--- To do ---
Extract, from the listing that follows, each line containing the word "background".

/---

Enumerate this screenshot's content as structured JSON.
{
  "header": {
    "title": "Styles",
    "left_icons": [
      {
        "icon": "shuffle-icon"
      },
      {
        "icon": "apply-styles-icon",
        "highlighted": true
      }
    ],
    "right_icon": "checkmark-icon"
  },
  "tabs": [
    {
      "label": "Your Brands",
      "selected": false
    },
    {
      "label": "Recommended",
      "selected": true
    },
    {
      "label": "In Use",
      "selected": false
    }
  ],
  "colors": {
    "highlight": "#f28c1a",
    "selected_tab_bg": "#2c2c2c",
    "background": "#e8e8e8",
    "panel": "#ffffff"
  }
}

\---
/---

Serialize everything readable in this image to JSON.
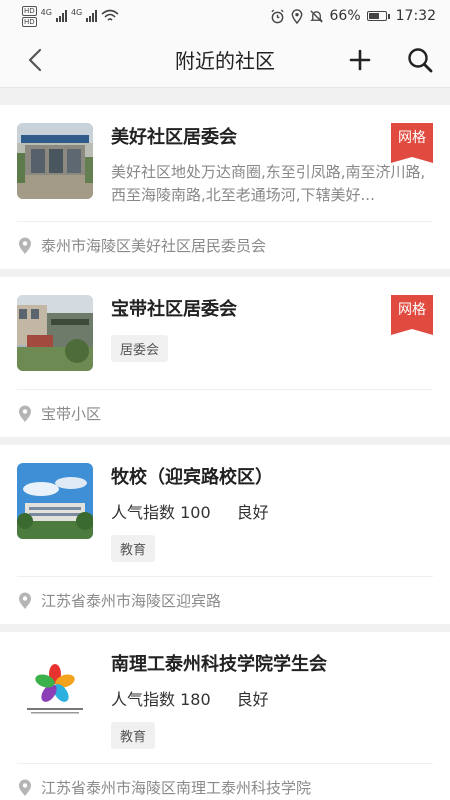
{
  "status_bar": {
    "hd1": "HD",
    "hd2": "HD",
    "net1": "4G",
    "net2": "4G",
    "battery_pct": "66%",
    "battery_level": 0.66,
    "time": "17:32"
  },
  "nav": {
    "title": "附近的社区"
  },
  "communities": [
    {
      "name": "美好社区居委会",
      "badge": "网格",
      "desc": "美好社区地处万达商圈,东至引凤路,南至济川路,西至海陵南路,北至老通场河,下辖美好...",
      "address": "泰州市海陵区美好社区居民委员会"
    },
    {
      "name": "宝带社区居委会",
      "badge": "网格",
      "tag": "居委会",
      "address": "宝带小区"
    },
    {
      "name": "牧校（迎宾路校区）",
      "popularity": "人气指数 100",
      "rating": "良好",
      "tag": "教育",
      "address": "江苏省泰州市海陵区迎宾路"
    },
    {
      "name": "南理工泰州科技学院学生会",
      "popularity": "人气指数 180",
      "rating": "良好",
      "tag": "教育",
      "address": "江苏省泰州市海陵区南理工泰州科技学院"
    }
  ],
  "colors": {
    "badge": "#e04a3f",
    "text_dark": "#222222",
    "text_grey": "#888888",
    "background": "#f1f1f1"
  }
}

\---

--- Answer to this exercise ---
    "background": "#e8e8e8",
    "background": "#f1f1f1"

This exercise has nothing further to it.